What the Internet Says about Split Testing can Hurt You
Google likes to think of A/B testing as “Content Experiments”. If you read any of these how to articles, you’ll learn about all the ways you can improve your conversion rates by simply changing a header, a button color, user flow, or whatever.
And if you listen to the internet, this is the process you should take:
- Think about your business goals
- Think about a change that you think will help you improve this goal.
- Test to prove or disprove your theory.
This approach may make sense in some contexts, but it doesn’t work well – and can be downright costly – when testing the impact of user experience changes.
Time – The Hidden Danger in Split Testing
The thing the internet doesn’t tell you is just how long split testing really takes. When you’re running tests that influence revenue, waiting for “statistical significance” can be agonizing. What’s worse, simple statistical significance often doesn’t tell the whole story.
At Animoto, there’s a growing consensus that “2 weeks” is the minimum duration for any split test. There are a few reasons for this. Unless you’re testing a highly-frequented part of your site, it takes a lot of time to build up significant enough traffic to get an accurate measurement from split testing. If you segment your users in any way (say, by persona), this makes the numbers per segment even smaller, leading to a longer test.
User behavior is another big set of confounding factors. Consider purchase latency, the time that elapses between some measured action and the user actually buying something. At Animoto we often test UX around features not directly related to purchase to see how it impacts conversions from our trial tier to some subscription package. If it takes a user a few days from interacting with the component under test to making a purchase decision, we have to make sure we run our test long enough account for this delay in conversion. Also consider that some users are more likely to purchase at different times of the week or month. For instance a business owner might be more likely to purchase on Monday whereas someone making a recap video of a child’s soccer game may purchase on Saturdays. In general, we need to make sure that our test duration is long enough to balance this all out in aggregate.
So running tests accurately can be expensive in term of time. Waiting around that much is risky, especially with a “content experiment” mentality. How likely is it that your solution will be on target the first time? If it’s not, do you think it will be on target with the second shot? What if it’s not? Do you think you could sit on your hands for a 3rd round of split testing?
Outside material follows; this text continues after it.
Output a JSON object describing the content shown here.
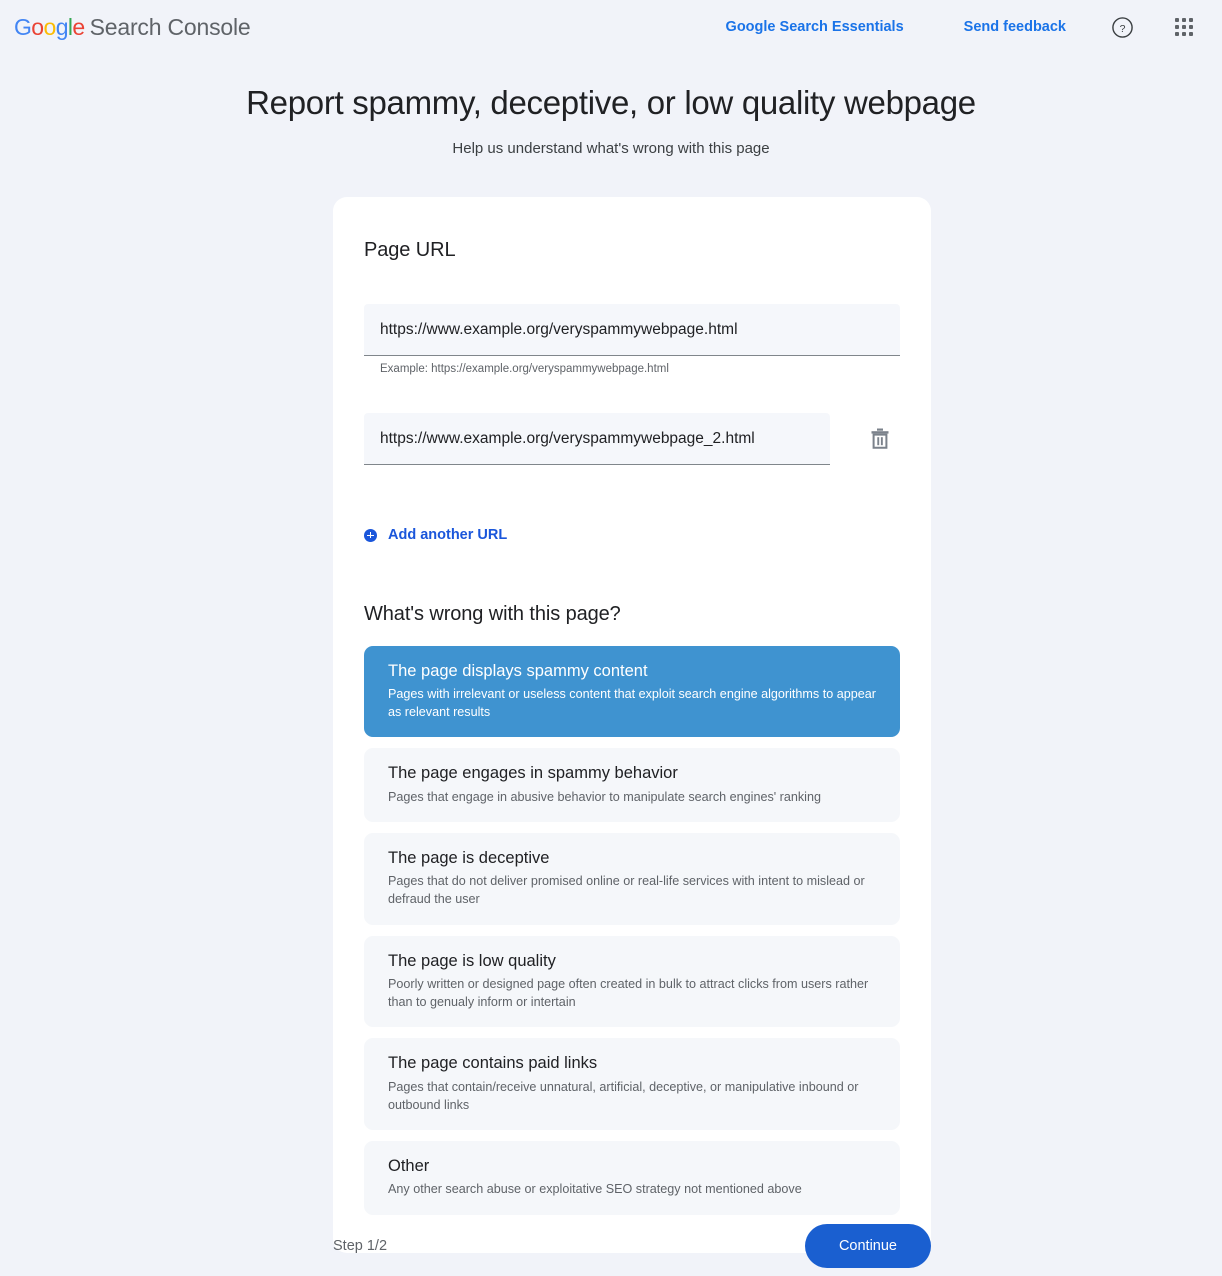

Without knowing “why,” you’re just shooting from the hip. In part 2 of this series, we’ll talk about what you should do to increase your odds.